Peter Hall Performing Arts Centre has a triple height glazed foyer with a timber ceiling designed by Haworth Tompkins for a school in Cambridge.
The Perse School's new theatre can seat up to 400 people and has a naturally ventilated glass foyer. It's named after a former director of the National Theatre, who attended the school in the 1940s.
The Peter Hall Performing Arts Centre also contains a rehearsal and teaching room, back of house spaces and an exhibition space.
"Unlike professional theatres, the Perse School building incorporates a pedagogical role," project architect Jessica Daly told Dezeen.
"Technical spaces were designed to allow pupils to learn about lighting, sound and stage engineering design. The building aims to teach pupils about theatre holistically."Alongside the auditorium, a suite of classics classrooms sits in the newly built, pale-brick Rouse Building, which has its own separate entrance and also connects to the eastern edge of the hall.
The timber-framed glass box of the foyer, which sits to the north of the plan above a precast concrete base, is a the heart of the school's new masterplan.It serves as a cafe for pupils and staff during the day and as a foyer for audiences during events in the auditorium.

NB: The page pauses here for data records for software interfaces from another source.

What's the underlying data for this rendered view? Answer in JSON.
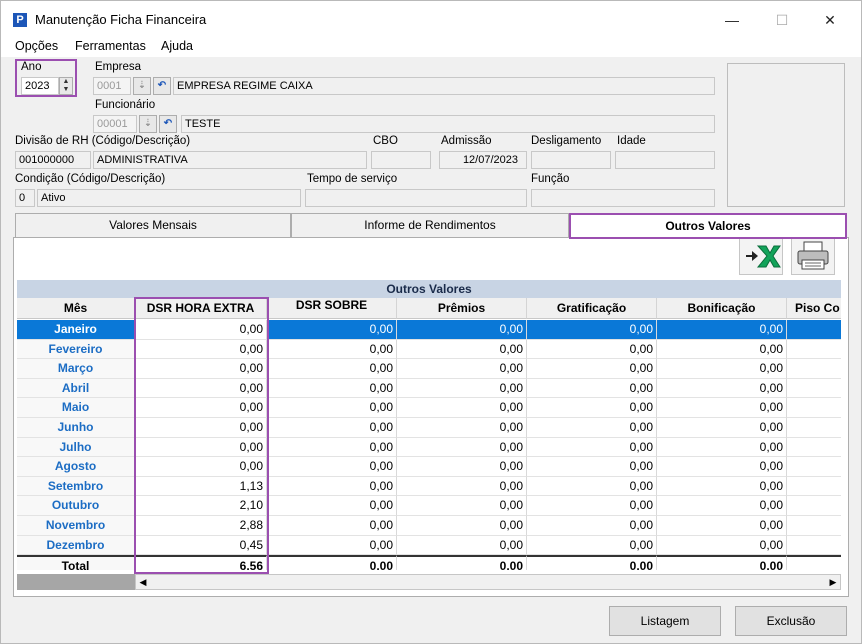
{
  "window": {
    "title": "Manutenção Ficha Financeira",
    "app_icon": "P",
    "minimize": "—",
    "maximize": "☐",
    "close": "✕"
  },
  "menu": [
    "Opções",
    "Ferramentas",
    "Ajuda"
  ],
  "form": {
    "ano_label": "Ano",
    "ano_value": "2023",
    "empresa_label": "Empresa",
    "empresa_code": "0001",
    "empresa_name": "EMPRESA REGIME CAIXA",
    "funcionario_label": "Funcionário",
    "funcionario_code": "00001",
    "funcionario_name": "TESTE",
    "divisao_label": "Divisão de RH (Código/Descrição)",
    "divisao_code": "001000000",
    "divisao_name": "ADMINISTRATIVA",
    "cbo_label": "CBO",
    "cbo_value": "",
    "admissao_label": "Admissão",
    "admissao_value": "12/07/2023",
    "desligamento_label": "Desligamento",
    "desligamento_value": "",
    "idade_label": "Idade",
    "idade_value": "",
    "condicao_label": "Condição (Código/Descrição)",
    "condicao_code": "0",
    "condicao_name": "Ativo",
    "tempo_label": "Tempo de serviço",
    "tempo_value": "",
    "funcao_label": "Função",
    "funcao_value": ""
  },
  "tabs": [
    "Valores Mensais",
    "Informe de Rendimentos",
    "Outros Valores"
  ],
  "toolbar": {
    "excel_icon": "excel-export-icon",
    "print_icon": "printer-icon"
  },
  "grid": {
    "banner": "Outros Valores",
    "columns": [
      "Mês",
      "DSR HORA EXTRA",
      "DSR SOBRE",
      "Prêmios",
      "Gratificação",
      "Bonificação",
      "Piso Co"
    ],
    "rows": [
      {
        "mes": "Janeiro",
        "v": [
          "0,00",
          "0,00",
          "0,00",
          "0,00",
          "0,00",
          ""
        ]
      },
      {
        "mes": "Fevereiro",
        "v": [
          "0,00",
          "0,00",
          "0,00",
          "0,00",
          "0,00",
          ""
        ]
      },
      {
        "mes": "Março",
        "v": [
          "0,00",
          "0,00",
          "0,00",
          "0,00",
          "0,00",
          ""
        ]
      },
      {
        "mes": "Abril",
        "v": [
          "0,00",
          "0,00",
          "0,00",
          "0,00",
          "0,00",
          ""
        ]
      },
      {
        "mes": "Maio",
        "v": [
          "0,00",
          "0,00",
          "0,00",
          "0,00",
          "0,00",
          ""
        ]
      },
      {
        "mes": "Junho",
        "v": [
          "0,00",
          "0,00",
          "0,00",
          "0,00",
          "0,00",
          ""
        ]
      },
      {
        "mes": "Julho",
        "v": [
          "0,00",
          "0,00",
          "0,00",
          "0,00",
          "0,00",
          ""
        ]
      },
      {
        "mes": "Agosto",
        "v": [
          "0,00",
          "0,00",
          "0,00",
          "0,00",
          "0,00",
          ""
        ]
      },
      {
        "mes": "Setembro",
        "v": [
          "1,13",
          "0,00",
          "0,00",
          "0,00",
          "0,00",
          ""
        ]
      },
      {
        "mes": "Outubro",
        "v": [
          "2,10",
          "0,00",
          "0,00",
          "0,00",
          "0,00",
          ""
        ]
      },
      {
        "mes": "Novembro",
        "v": [
          "2,88",
          "0,00",
          "0,00",
          "0,00",
          "0,00",
          ""
        ]
      },
      {
        "mes": "Dezembro",
        "v": [
          "0,45",
          "0,00",
          "0,00",
          "0,00",
          "0,00",
          ""
        ]
      }
    ],
    "total": {
      "mes": "Total",
      "v": [
        "6,56",
        "0,00",
        "0,00",
        "0,00",
        "0,00",
        ""
      ]
    }
  },
  "buttons": {
    "listagem": "Listagem",
    "exclusao": "Exclusão"
  },
  "colors": {
    "accent": "#0a78d7",
    "highlight": "#9b4fb0",
    "month_text": "#1c6dc4"
  }
}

"Porosity between the cultural institution and the public realm is certainly a recurring theme for us" said Daly. "But here the performing emphasis was on the foyer as an extension to the outdoor play space and circulation systems within the school campus."
Above the foyer but still within the glass box is the day-lit rehearsal and teaching space, designed to dissolve the boundary between the theatre's roles as both a performance and teaching space.

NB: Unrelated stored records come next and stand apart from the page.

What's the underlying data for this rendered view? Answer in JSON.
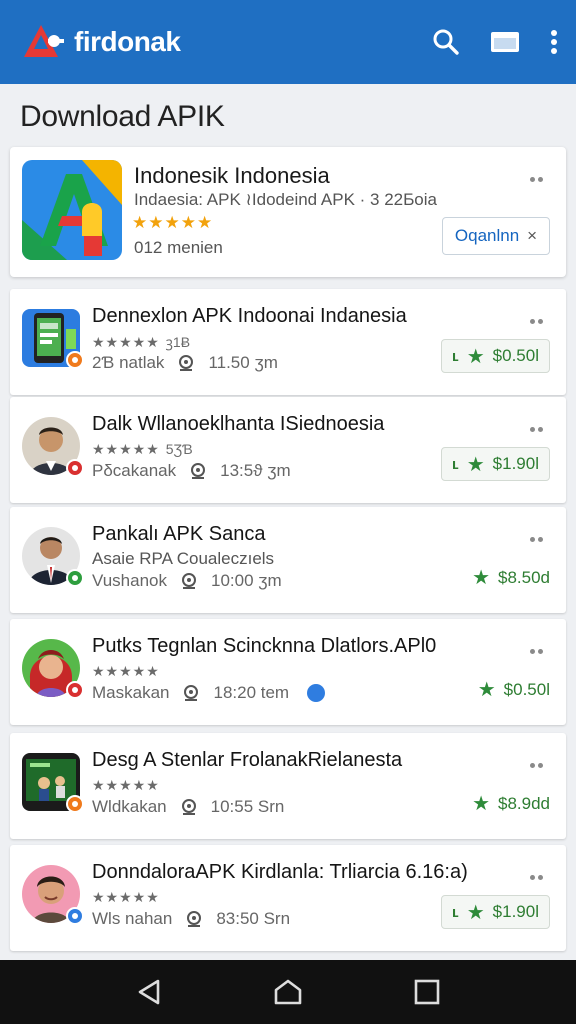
{
  "app": {
    "name": "firdonak"
  },
  "page": {
    "title": "Download APIK"
  },
  "featured": {
    "name": "Indonesik Indonesia",
    "subtitle": "Indaesia: APK ≀Idodeind APK · 3 22Ƃoia",
    "stars": "★★★★★",
    "count": "012 menien",
    "button_label": "Oqanlnn",
    "button_close": "×"
  },
  "items": [
    {
      "title": "Dennexlon APK Indoonai Indanesia",
      "stars": "★★★★★",
      "stars_sub": "ꝫ1Ƀ",
      "meta_left": "2Ɓ natlak",
      "meta_time": "11.50 ʒm",
      "price": "$0.50l",
      "price_style": "button",
      "badge_color": "#f07a1c",
      "avatar_kind": "phone"
    },
    {
      "title": "Dalk Wllanoeklhanta ISiednoesia",
      "stars": "★★★★★",
      "stars_sub": "5ƷƁ",
      "meta_left": "Pδcakanak",
      "meta_time": "13:5ϑ ʒm",
      "price": "$1.90l",
      "price_style": "button",
      "badge_color": "#d93030",
      "avatar_kind": "man"
    },
    {
      "title": "Pankalı APK Sanca",
      "subtitle": "Asaie RPA Coualeczıels",
      "meta_left": "Vushanok",
      "meta_time": "10:00 ʒm",
      "price": "$8.50d",
      "price_style": "plain",
      "badge_color": "#2e9e3e",
      "avatar_kind": "suit"
    },
    {
      "title": "Putks Tegnlan Scincknna Dlatlors.APl0",
      "stars": "★★★★★",
      "meta_left": "Maskakan",
      "meta_time": "18:20 tem",
      "extra_icon": "info-icon",
      "price": "$0.50l",
      "price_style": "plain",
      "badge_color": "#d93030",
      "avatar_kind": "girl"
    },
    {
      "title": "Desg A Stenlar FrolanakRielanesta",
      "stars": "★★★★★",
      "meta_left": "Wldkakan",
      "meta_time": "10:55 Srn",
      "price": "$8.9dd",
      "price_style": "plain",
      "badge_color": "#f07a1c",
      "avatar_kind": "screen"
    },
    {
      "title": "DonndaloraAPK Kirdlanla: Trliarcia 6.16:a)",
      "stars": "★★★★★",
      "meta_left": "Wls nahan",
      "meta_time": "83:50 Srn",
      "price": "$1.90l",
      "price_style": "button",
      "badge_color": "#2f7de0",
      "avatar_kind": "kid"
    }
  ],
  "price_prefix": "ʟ",
  "colors": {
    "topbar": "#1f6fc2",
    "price": "#2e7d32",
    "star": "#f2a20c"
  }
}
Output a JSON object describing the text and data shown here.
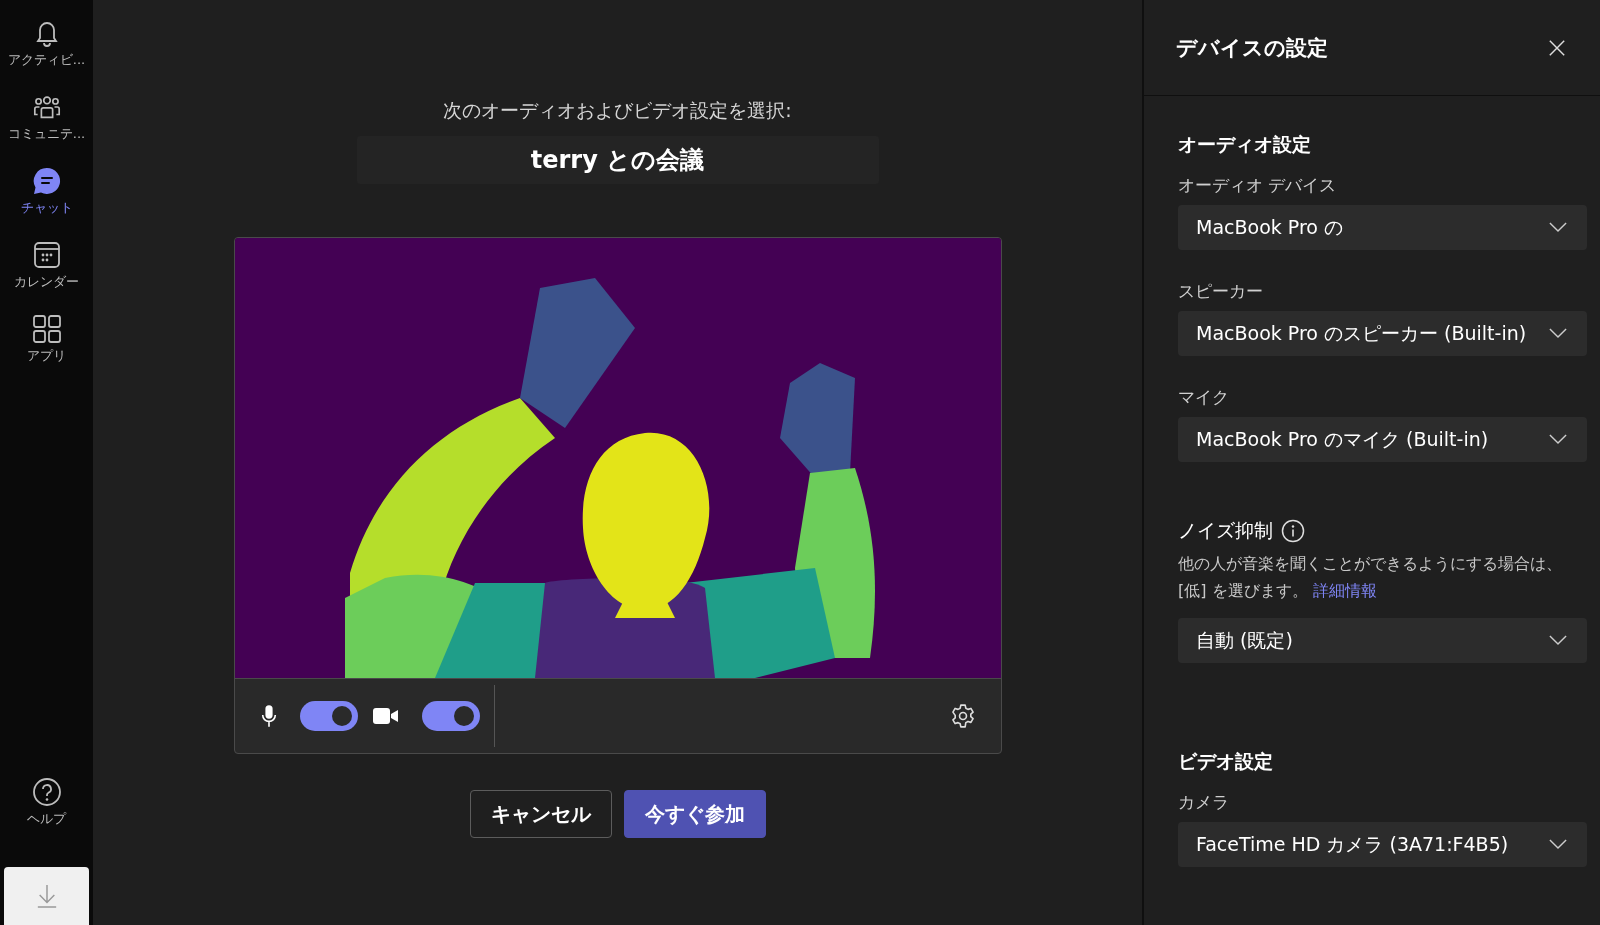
{
  "sidebar": {
    "items": [
      {
        "label": "アクティビ...",
        "selected": false
      },
      {
        "label": "コミュニテ...",
        "selected": false
      },
      {
        "label": "チャット",
        "selected": true
      },
      {
        "label": "カレンダー",
        "selected": false
      },
      {
        "label": "アプリ",
        "selected": false
      }
    ],
    "help": {
      "label": "ヘルプ"
    }
  },
  "prejoin": {
    "prompt": "次のオーディオおよびビデオ設定を選択:",
    "meeting_title": "terry との会議",
    "controls": {
      "mic_on": true,
      "camera_on": true
    },
    "buttons": [
      {
        "label": "キャンセル",
        "kind": "secondary"
      },
      {
        "label": "今すぐ参加",
        "kind": "primary"
      }
    ]
  },
  "panel": {
    "title": "デバイスの設定",
    "audio": {
      "heading": "オーディオ設定",
      "fields": [
        {
          "label": "オーディオ デバイス",
          "value": "MacBook Pro の"
        },
        {
          "label": "スピーカー",
          "value": "MacBook Pro のスピーカー (Built-in)"
        },
        {
          "label": "マイク",
          "value": "MacBook Pro のマイク (Built-in)"
        }
      ]
    },
    "noise": {
      "label": "ノイズ抑制",
      "description": "他の人が音楽を聞くことができるようにする場合は、[低] を選びます。",
      "link": "詳細情報",
      "value": "自動 (既定)"
    },
    "video": {
      "heading": "ビデオ設定",
      "fields": [
        {
          "label": "カメラ",
          "value": "FaceTime HD カメラ (3A71:F4B5)"
        }
      ]
    }
  }
}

Brick paving surrounds the building and continues into the foyer, where doors open directly out onto the surrounding landscape. At night, the glass box becomes a beacon visible from the far end of the courtyard.

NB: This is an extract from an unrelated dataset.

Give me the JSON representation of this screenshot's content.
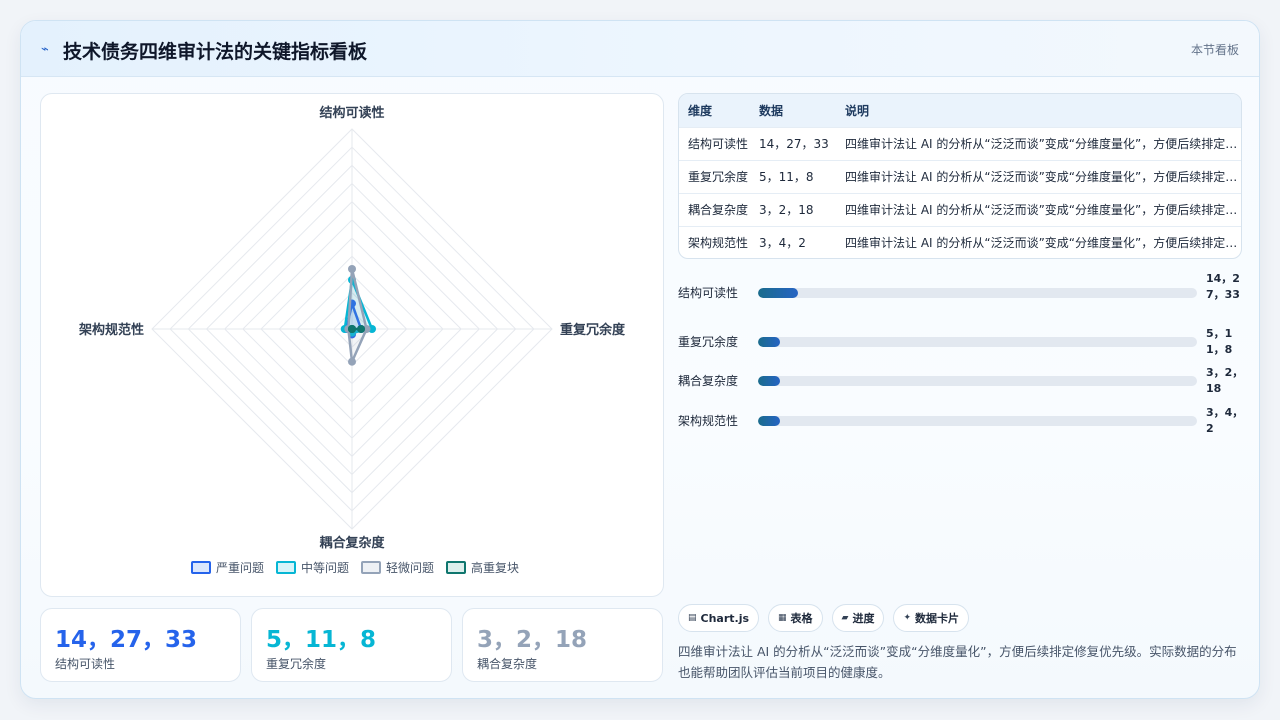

To contrast with the pale timber of the foyer, the auditorium is lined with dark timber and its wool-upholstered seats have a palette of autumnal colours.
As with much of Haworth Tompkins' theatre work, materials have been chosen for durability and their capacity to mature over time. Finishes were kept relatively simple to contribute to the mix of various styles already on campus.
"The new building needed to reconcile a context of disparate styles and scales and be a calm, formally symmetrical centrepiece for the emerging campus masterplan," added Daly.A specially commissioned textile work, designed by artist Victoria Morton and produced by Dovecot Studios in Edinburgh, hangs in the foyer.
Haworth Tompkin has also refurbished the Bristol Old Vic, adding a new public foyer to the Grade I-listed building that could act as a "public room" for the city.